What I liked most about this book, and the reason that I recommend it, is that it portrays Islam as currently practiced in the Arabic world from the perspective of a woman - a woman who held to Islamic beliefs until 9/11/2001. I have read other books about the beliefs of Islam, but this was the first that demonstrated so clearly how Islam plays out in people's life. Ms. Ali, unfortunately, went from Islam to atheism. She says that Islam went against everything that her conscience told her. It appears that she has had contact and dialogue with Christians, but has not (yet) chosen that path.
There are some things with which I disagree. She talks about Islamics changing their beliefs to be more consistent with Western beliefs. What doesn't make sense, though, is that Islam is based on the belief in the Koran as the word of Allah. It doesn't admit room for change. In the same way, Christianity may look a little different in different societies, but the essential beliefs are unchanged since Jesus. So, I don't think asking Islamics to change what they believe is at all realistic. As a Christian, I pray that Muslims will see the truth of Christianity and meet Jesus.
Ms. Ali also tried to change the Dutch law that allowed private and homeschools because of the teaching that occurs in the "madrassahs" - the Muslim schools. Unfortunately, requiring that all children have a secular education isn't any better. In a free society, families must have the freedom to educate our children as we see fit. Our response to radical Islam must be to love them and to help them choose to integrate into society.
I could write for hours about this, but I hope I have given you enough to get you to read the book. Again, I don't agree with all her conclusions, but I have great respect for her courage and intellect.
Beyond Survival by Diana Waring
This is a wonderful book for homeschooling families. We use a curriculum, so I didn't need a lot of the stuff about how to teach different subjects, etc. But, I did find that it was a greatly encouraging book. She talked about how her kids are so different, but that they are learning and thriving in their home environment. I strongly recommend this book for anyone homeschooling or considering homeschooling.
What in the World is Going on Here? tape series by Diana Waring
I really liked Diana Waring's book about homeschooling in general, but I really disliked this tape series.
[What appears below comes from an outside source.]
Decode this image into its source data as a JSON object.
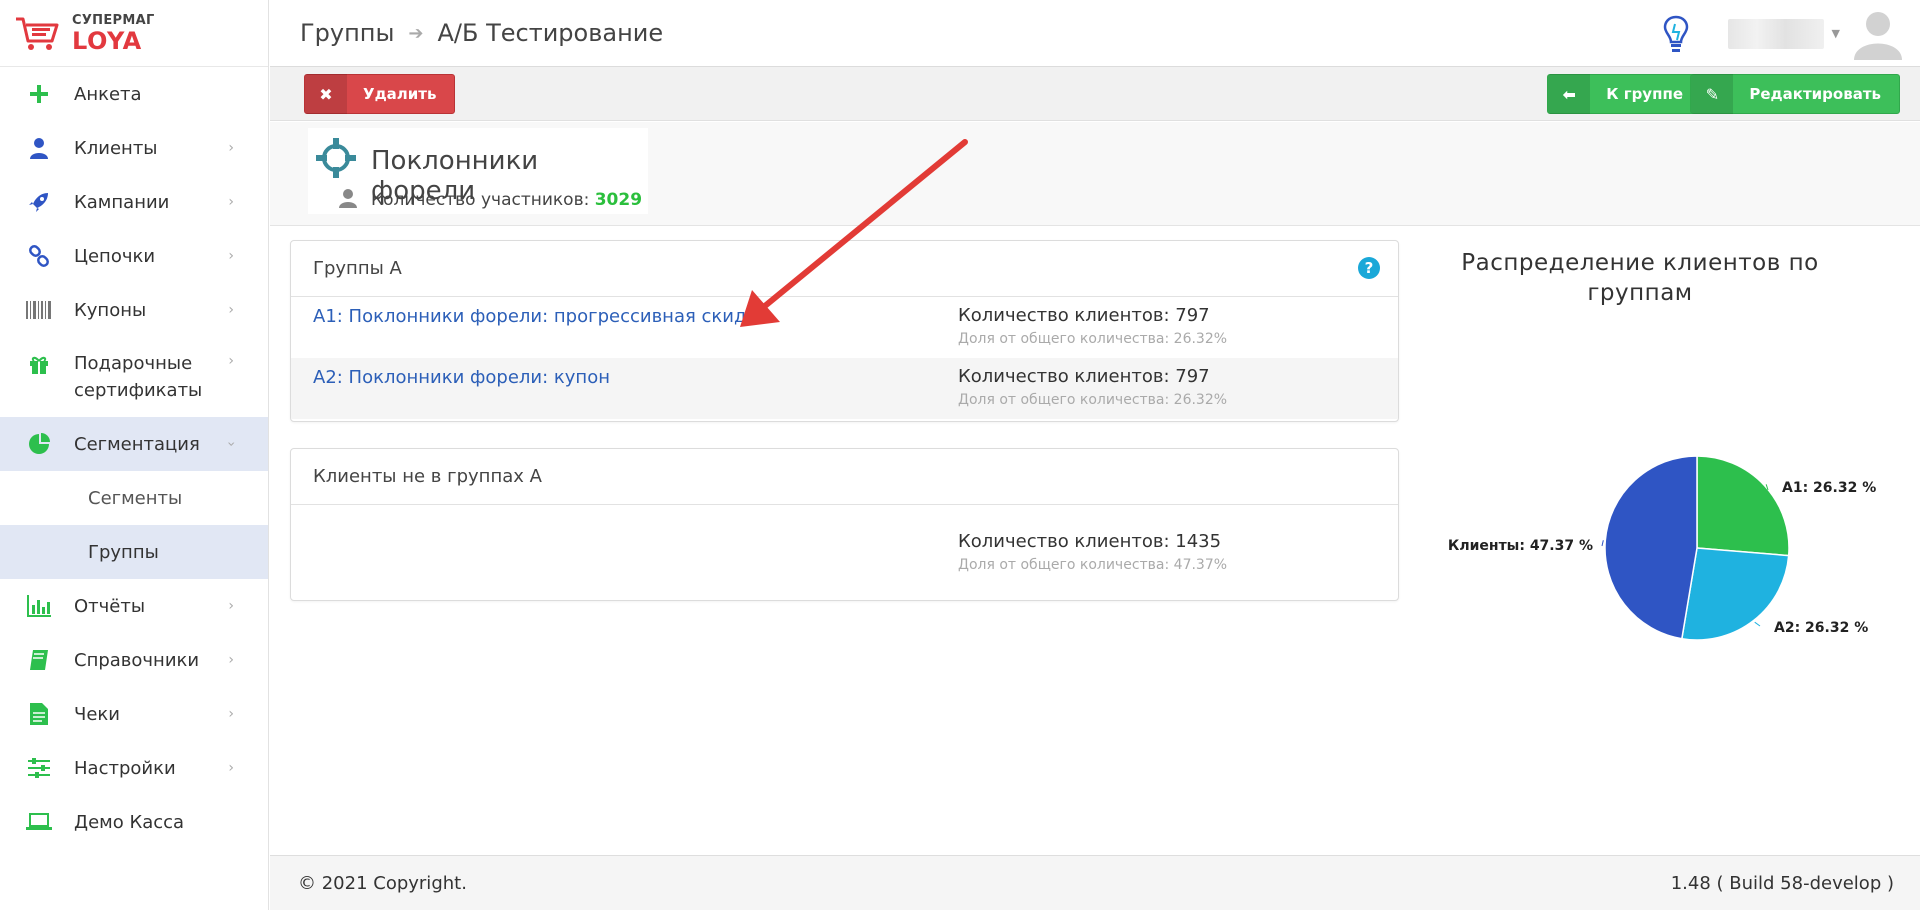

This series is an attempt to look at world history through the lens of Christianity. I can handle that she is a young-earth creationist and takes the first several chapters of Genesis extremely literally. I had problems with a number of other items, though. In one place, she talked about the concepts of Stone Age, Bronze Age, and Iron Age being incorrect because she believes that God gave humans everything we needed to develop civilization from the time we were created. She uses a verse in Genesis 4 to support this - the verse states that a certain person was skilled in the working of bronze and iron. First of all, the dating of the first 11 chapters or so of Genesis is rather problematic. Second of all, one person being skilled in bronze and iron doesn't mean that the societies as a whole had learned to use them. I also have a problem with just brushing off such established ideas as the developing of society through certain "ages" - we clearly are in an information age that took several millenia to get to. Our society would not be here without having already gone through the industrial age, etc. There is more to which I object, but I'll leave it here. Obviously, I'm not going to use this resource with my kids.
"The Midwife's Tale" - DVD from PBS
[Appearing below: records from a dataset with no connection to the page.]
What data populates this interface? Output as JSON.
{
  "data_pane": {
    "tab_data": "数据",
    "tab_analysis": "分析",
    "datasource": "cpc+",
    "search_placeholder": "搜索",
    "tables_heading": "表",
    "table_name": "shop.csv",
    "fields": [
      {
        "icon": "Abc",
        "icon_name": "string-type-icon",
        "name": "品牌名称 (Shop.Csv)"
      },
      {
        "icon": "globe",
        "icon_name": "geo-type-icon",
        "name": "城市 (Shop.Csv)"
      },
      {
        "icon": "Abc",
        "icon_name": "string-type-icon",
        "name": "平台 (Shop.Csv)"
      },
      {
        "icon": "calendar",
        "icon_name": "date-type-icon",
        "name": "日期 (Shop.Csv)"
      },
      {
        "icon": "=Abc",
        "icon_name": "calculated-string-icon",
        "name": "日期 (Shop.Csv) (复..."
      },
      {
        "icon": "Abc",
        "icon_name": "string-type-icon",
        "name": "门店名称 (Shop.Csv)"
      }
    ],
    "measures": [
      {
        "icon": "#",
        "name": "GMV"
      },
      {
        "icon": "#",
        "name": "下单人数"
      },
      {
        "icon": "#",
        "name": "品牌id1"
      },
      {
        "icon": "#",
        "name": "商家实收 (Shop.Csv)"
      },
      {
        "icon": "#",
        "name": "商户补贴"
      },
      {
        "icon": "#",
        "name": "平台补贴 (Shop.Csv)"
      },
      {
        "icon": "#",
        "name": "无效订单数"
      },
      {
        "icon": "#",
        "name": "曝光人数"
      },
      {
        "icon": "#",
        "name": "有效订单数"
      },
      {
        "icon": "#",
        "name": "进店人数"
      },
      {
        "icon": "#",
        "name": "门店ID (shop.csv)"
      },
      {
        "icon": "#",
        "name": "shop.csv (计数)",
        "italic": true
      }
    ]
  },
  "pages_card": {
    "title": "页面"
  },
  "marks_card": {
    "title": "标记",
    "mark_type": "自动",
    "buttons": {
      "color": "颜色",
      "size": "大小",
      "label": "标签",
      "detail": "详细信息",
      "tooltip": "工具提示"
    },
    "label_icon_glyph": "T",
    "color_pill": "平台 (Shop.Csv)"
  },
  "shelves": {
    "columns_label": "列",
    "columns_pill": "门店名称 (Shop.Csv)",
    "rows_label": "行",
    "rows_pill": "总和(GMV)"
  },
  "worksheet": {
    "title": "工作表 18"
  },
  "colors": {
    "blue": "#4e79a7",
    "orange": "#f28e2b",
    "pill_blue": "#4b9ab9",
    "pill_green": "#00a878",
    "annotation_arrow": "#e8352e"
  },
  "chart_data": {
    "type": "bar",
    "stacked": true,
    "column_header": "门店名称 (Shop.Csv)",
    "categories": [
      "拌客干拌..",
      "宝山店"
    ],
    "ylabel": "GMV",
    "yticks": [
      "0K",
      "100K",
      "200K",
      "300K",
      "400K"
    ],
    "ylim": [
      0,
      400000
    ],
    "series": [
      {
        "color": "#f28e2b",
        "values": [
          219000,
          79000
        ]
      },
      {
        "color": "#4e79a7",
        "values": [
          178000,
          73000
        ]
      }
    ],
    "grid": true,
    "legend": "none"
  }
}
This movie is based on a book, which is a historical evaluation of the diary of Martha Ballard, who lived during the time of the American Revolution. I didn't find the movie terribly exciting, but the story was pretty interesting. Mrs. Ballard practiced midwifery in addition to raising her own family. She delivered over 1000 babies and never lost a mom due to childbirth. What was rather sad, though, was that her own children treated her so poorly when she reached old age. Martha and her husband were finally able to build their own home when they were about 60. Soon after, Mr. Ballard was taken to debtor's prison for about a year. During that time, her son and his family just moved in with Martha, relegating her to a single bedroom. According to her diary, she felt that she was treated very poorly. After such a long and productive life, I can't imagine being treated so badly by one's kids. The diary itself is rather sparse, though. It's never clear whether or not the family was happy at home. Martha tended to just keep a record of what she did, when she delivered babies, other medical care she provided. It was only near the end of the diary that her own feelings were allowed to show. I would recommend this for adults. C watched it with me and was bored, but it wasn't inappropriate.
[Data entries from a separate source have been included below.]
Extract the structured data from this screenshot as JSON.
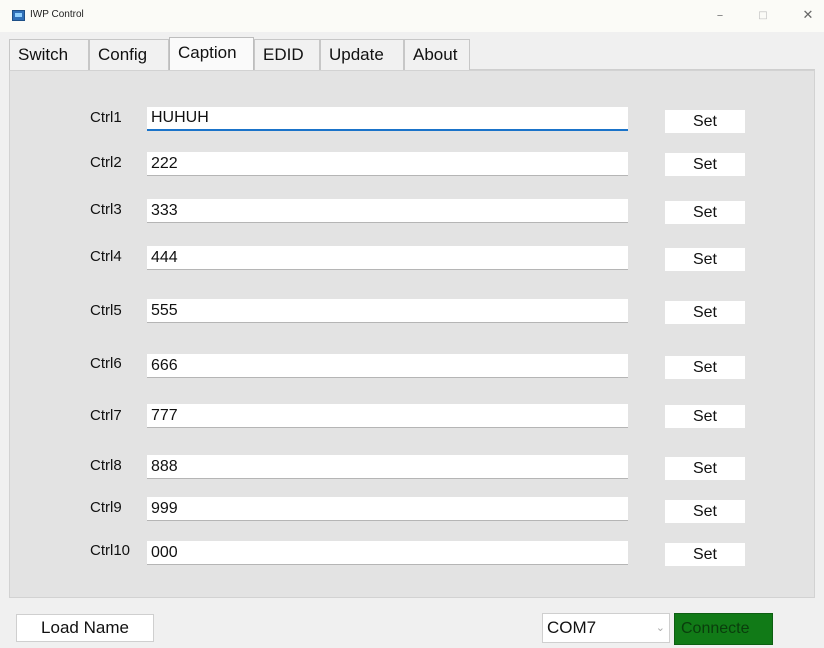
{
  "window": {
    "title": "IWP Control",
    "caption_minimize": "–",
    "caption_maximize": "□",
    "caption_close": "✕"
  },
  "tabs": [
    {
      "label": "Switch"
    },
    {
      "label": "Config"
    },
    {
      "label": "Caption",
      "active": true
    },
    {
      "label": "EDID"
    },
    {
      "label": "Update"
    },
    {
      "label": "About"
    }
  ],
  "rows": [
    {
      "label": "Ctrl1",
      "value": "HUHUH",
      "button": "Set"
    },
    {
      "label": "Ctrl2",
      "value": "222",
      "button": "Set"
    },
    {
      "label": "Ctrl3",
      "value": "333",
      "button": "Set"
    },
    {
      "label": "Ctrl4",
      "value": "444",
      "button": "Set"
    },
    {
      "label": "Ctrl5",
      "value": "555",
      "button": "Set"
    },
    {
      "label": "Ctrl6",
      "value": "666",
      "button": "Set"
    },
    {
      "label": "Ctrl7",
      "value": "777",
      "button": "Set"
    },
    {
      "label": "Ctrl8",
      "value": "888",
      "button": "Set"
    },
    {
      "label": "Ctrl9",
      "value": "999",
      "button": "Set"
    },
    {
      "label": "Ctrl10",
      "value": "000",
      "button": "Set"
    }
  ],
  "bottom": {
    "load_name": "Load Name",
    "com_port": "COM7",
    "com_arrow_icon": "chevron-down-icon",
    "connect": "Connecte"
  },
  "colors": {
    "connect_bg": "#117a17",
    "focus_accent": "#1a73c9",
    "panel_bg": "#e3e3e3"
  }
}
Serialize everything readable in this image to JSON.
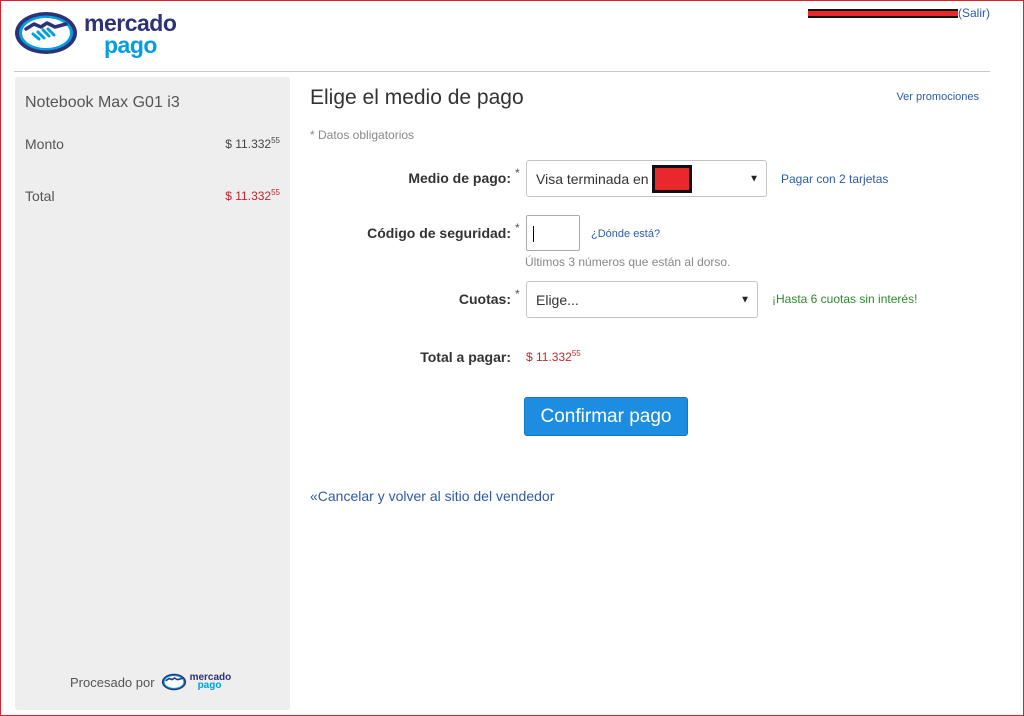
{
  "brand": {
    "line1": "mercado",
    "line2": "pago"
  },
  "header": {
    "logout_label": "(Salir)"
  },
  "sidebar": {
    "product": "Notebook Max G01 i3",
    "amount_label": "Monto",
    "amount_value": "$ 11.332",
    "amount_cents": "55",
    "total_label": "Total",
    "total_value": "$ 11.332",
    "total_cents": "55",
    "processed_label": "Procesado por"
  },
  "main": {
    "title": "Elige el medio de pago",
    "promo_link": "Ver promociones",
    "required_note": "* Datos obligatorios",
    "payment_method": {
      "label": "Medio de pago:",
      "asterisk": "*",
      "selected": "Visa terminada en",
      "alt_link": "Pagar con 2 tarjetas"
    },
    "security_code": {
      "label": "Código de seguridad:",
      "asterisk": "*",
      "help_link": "¿Dónde está?",
      "hint": "Últimos 3 números que están al dorso."
    },
    "installments": {
      "label": "Cuotas:",
      "asterisk": "*",
      "selected": "Elige...",
      "promo": "¡Hasta 6 cuotas sin interés!"
    },
    "total": {
      "label": "Total a pagar:",
      "value": "$ 11.332",
      "cents": "55"
    },
    "confirm_button": "Confirmar pago",
    "cancel_link": "«Cancelar y volver al sitio del vendedor"
  },
  "colors": {
    "brand_navy": "#2d3277",
    "brand_blue": "#009ee3",
    "button_blue": "#1c8de0",
    "price_red": "#c0272d",
    "success_green": "#2d8a2d",
    "link_blue": "#2d5ba8"
  }
}
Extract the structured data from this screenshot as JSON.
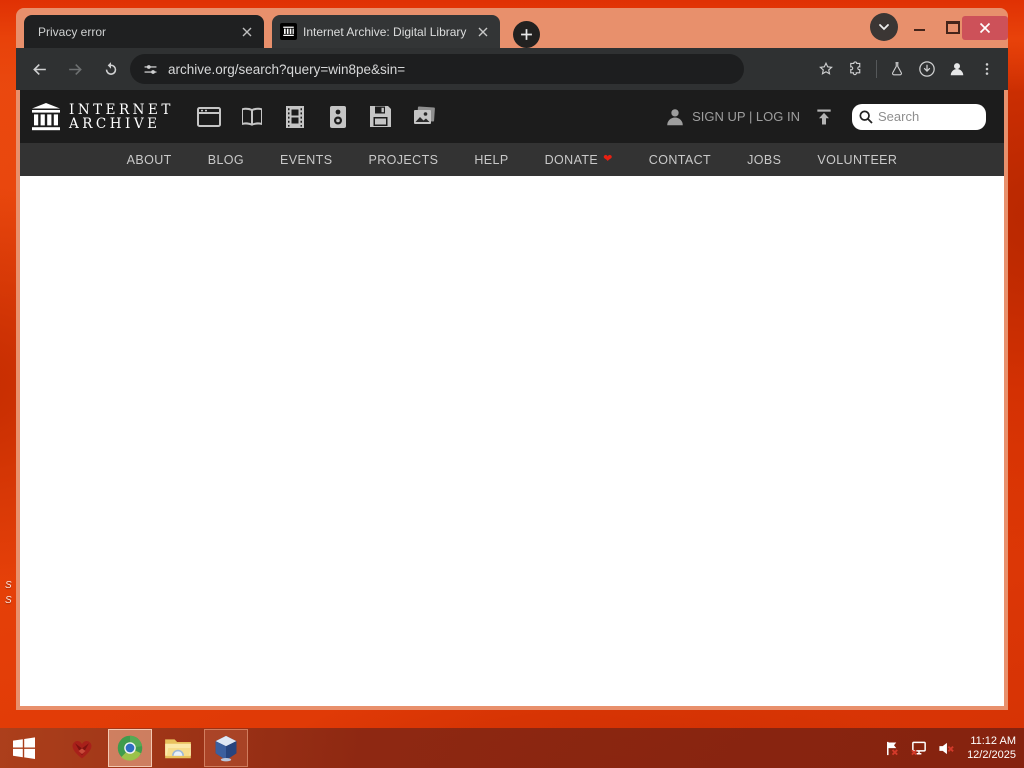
{
  "browser": {
    "tabs": [
      {
        "title": "Privacy error",
        "active": false
      },
      {
        "title": "Internet Archive: Digital Library",
        "active": true
      }
    ],
    "url": "archive.org/search?query=win8pe&sin="
  },
  "ia": {
    "wordmark_line1": "INTERNET",
    "wordmark_line2": "ARCHIVE",
    "auth_text": "SIGN UP | LOG IN",
    "search_placeholder": "Search",
    "nav": {
      "about": "ABOUT",
      "blog": "BLOG",
      "events": "EVENTS",
      "projects": "PROJECTS",
      "help": "HELP",
      "donate": "DONATE",
      "contact": "CONTACT",
      "jobs": "JOBS",
      "volunteer": "VOLUNTEER"
    }
  },
  "taskbar": {
    "time": "11:12 AM",
    "date": "12/2/2025"
  },
  "desktop": {
    "label_fragment_1": "S",
    "label_fragment_2": "S"
  },
  "colors": {
    "accent_orange": "#e8430a",
    "frame_salmon": "#e8906c",
    "close_red": "#cd5159",
    "donate_heart": "#e82012"
  }
}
"Xanadu" - movie with Olivia Newton-John with music by ELO
This was a walk down memory lane for me. I had seen the movie as a teen and even owned the soundtrack. I chose it for the family to watch because we are studying Greek myths, and the premise of the movie is that a muse is sent to help a struggling artist. We all really enjoyed it. Some of the dancing was suggestive and some of the costumes were questionable, but it wasn't too bad for our kids. P also used the movie to talk about how we are inspired by the Holy Spirit, and not by a muse or other being. I highly recommend this movie for kids above about age 8.
"Civilization and the Jews" - DVD
This is another PBS movie. There are three parts to it, each with three episodes. So far, we have only watched the first two episodes. They fit very nicely with our discussion of ancient history. The point of the movie is to show the history of the Jewish people and their impact on civilizations. I recommend it to supplement world history curricula for older elementary kids and up.
That's all I have to write at the moment. I'll update my knitting situation later.